▶ _ASSIGNMENT_
State how many lines in the listing below hold the string "icon"; nothing else is wanted.

▶ _RECORDS FOR THIS EXERCISE_
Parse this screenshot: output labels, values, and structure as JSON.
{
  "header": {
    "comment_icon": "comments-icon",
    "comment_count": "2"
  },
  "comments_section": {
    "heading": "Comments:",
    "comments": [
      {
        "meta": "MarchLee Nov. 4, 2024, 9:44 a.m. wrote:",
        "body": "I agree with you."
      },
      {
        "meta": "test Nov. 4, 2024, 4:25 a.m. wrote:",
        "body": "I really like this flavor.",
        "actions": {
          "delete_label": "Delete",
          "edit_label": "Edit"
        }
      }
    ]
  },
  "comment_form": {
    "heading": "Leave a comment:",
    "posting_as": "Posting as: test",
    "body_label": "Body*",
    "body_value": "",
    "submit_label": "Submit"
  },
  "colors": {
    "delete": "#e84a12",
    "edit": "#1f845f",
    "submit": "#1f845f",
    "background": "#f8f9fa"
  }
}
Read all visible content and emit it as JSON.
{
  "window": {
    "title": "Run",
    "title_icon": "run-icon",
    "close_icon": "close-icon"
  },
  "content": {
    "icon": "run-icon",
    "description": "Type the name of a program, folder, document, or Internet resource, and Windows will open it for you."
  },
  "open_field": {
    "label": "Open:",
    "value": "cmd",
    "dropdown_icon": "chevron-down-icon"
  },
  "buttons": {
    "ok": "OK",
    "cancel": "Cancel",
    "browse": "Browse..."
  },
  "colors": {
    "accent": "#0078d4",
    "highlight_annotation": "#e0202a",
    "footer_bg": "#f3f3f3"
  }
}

▶ _ANSWER SECTION_
5